In university, I took a Literary Traditions course that featured Charles Dickens’ novel Hard Times. It tells the story of Coketown, a fictional, industrial mill town in the 1850s where buildings are bland, sooty, carbon copies of one another. Things are overseen by factory owner Josiah Bounderby and rigid, hard-nosed educator Thomas Gradgrind. Gradgrind’s job is to stamp out any and all creativity from the town’s schoolchildren, thereby creating useful automatons for Bounderby’s factory. The workers get married, have families, and put their children in Gradgrind’s care. Thus, the cycle never ends.
In our first class about the book, the professor asked us who we thought the protagonist of the story was. Since most of the characters are given equal weight, we gave a variety of answers. Most thought it was Thomas Gradgrind, some thought it was his daughter, Louisa. A few thought it was Bounderby, others guessed Stephen Blackpool, a lowly worker in Bounderby’s factory.

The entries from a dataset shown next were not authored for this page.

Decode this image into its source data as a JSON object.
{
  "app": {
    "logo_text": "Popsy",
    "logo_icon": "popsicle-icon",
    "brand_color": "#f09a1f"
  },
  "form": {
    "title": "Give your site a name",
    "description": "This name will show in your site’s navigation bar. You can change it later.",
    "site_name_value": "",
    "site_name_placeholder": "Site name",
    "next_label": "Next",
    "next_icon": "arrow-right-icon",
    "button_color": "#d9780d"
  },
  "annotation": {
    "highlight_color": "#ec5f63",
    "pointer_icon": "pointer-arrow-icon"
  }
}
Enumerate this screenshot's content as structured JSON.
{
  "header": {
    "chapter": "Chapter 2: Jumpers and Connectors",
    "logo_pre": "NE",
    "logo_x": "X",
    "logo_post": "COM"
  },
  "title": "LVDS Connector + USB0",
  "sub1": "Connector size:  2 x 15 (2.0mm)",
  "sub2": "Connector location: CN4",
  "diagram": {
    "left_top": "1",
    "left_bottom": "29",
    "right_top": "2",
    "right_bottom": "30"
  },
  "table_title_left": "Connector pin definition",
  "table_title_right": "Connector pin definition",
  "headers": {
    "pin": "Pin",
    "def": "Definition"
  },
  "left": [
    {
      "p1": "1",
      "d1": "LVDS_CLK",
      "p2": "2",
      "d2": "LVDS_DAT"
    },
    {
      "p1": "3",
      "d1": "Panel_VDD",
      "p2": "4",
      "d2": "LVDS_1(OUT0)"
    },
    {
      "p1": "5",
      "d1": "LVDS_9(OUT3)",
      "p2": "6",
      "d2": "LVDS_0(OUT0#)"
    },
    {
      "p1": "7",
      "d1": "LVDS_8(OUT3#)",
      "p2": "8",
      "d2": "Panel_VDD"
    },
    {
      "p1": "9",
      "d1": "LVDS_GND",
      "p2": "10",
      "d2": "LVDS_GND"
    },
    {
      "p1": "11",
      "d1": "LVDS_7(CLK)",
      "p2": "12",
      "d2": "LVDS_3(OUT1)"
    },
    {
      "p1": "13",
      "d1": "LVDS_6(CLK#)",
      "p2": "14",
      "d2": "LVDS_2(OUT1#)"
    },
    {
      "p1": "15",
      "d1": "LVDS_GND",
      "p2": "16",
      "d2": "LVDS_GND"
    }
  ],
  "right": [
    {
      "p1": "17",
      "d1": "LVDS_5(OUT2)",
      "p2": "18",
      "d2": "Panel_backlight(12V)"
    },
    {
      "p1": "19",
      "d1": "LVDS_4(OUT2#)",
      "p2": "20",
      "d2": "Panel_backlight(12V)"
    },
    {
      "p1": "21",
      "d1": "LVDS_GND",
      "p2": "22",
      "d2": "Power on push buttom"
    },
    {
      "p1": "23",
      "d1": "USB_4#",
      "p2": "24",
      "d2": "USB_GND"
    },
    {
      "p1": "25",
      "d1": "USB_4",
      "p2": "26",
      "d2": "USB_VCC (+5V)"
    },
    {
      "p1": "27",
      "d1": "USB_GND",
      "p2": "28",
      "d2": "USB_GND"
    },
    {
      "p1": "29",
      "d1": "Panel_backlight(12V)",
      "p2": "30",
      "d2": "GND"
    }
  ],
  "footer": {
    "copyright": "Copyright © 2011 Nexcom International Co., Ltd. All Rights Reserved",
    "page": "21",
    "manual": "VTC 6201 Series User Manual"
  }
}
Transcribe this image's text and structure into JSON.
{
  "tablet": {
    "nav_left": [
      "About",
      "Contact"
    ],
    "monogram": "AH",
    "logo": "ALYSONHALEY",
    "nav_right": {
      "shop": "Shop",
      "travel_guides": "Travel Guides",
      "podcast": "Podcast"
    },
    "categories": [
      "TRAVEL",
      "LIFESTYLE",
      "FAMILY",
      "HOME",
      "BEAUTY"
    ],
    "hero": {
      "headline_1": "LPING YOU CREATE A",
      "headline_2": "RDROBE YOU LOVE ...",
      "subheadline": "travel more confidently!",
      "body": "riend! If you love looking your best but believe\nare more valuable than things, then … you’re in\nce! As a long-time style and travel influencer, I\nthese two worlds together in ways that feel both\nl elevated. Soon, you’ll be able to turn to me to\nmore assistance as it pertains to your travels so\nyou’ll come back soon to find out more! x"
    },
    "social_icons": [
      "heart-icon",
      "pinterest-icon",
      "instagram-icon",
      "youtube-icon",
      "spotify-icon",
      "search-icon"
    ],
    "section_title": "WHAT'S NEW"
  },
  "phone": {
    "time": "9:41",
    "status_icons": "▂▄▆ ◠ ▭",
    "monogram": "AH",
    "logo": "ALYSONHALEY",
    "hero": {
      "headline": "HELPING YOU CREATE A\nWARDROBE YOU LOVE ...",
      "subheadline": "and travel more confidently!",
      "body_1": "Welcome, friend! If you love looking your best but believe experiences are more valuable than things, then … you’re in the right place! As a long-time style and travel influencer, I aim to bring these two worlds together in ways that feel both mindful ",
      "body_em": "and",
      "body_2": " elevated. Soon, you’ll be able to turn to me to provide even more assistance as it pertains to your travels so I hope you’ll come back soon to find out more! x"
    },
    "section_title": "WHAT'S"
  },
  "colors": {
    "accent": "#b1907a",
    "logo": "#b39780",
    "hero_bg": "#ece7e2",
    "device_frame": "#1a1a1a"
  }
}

Then there was the guy who sat next to me, who gave what would go down as the worst answer I heard in my six years of university. With the embarrassing esotericism that only self-conscious suck ups can muster, he said, “I think the main character is Coketown.”
This answer was stupid for two reasons: 1) he just wanted to appear like an interesting, philosophical contrarian (he was the type to wear a huge scarf indoors in September and glasses without a perscription), and 2) no matter how fleshed out a city is, settings cannot, by definition, be characters (which are, by definition, people).
I bring this up because I just finished reading China Mieville’s setting-rich sci-fi novel Perdido Street Station. Then I read some of the reviews, seemingly written by other non-prescription-wearing, scarf-toting poseurs and my life flashed before my eyes.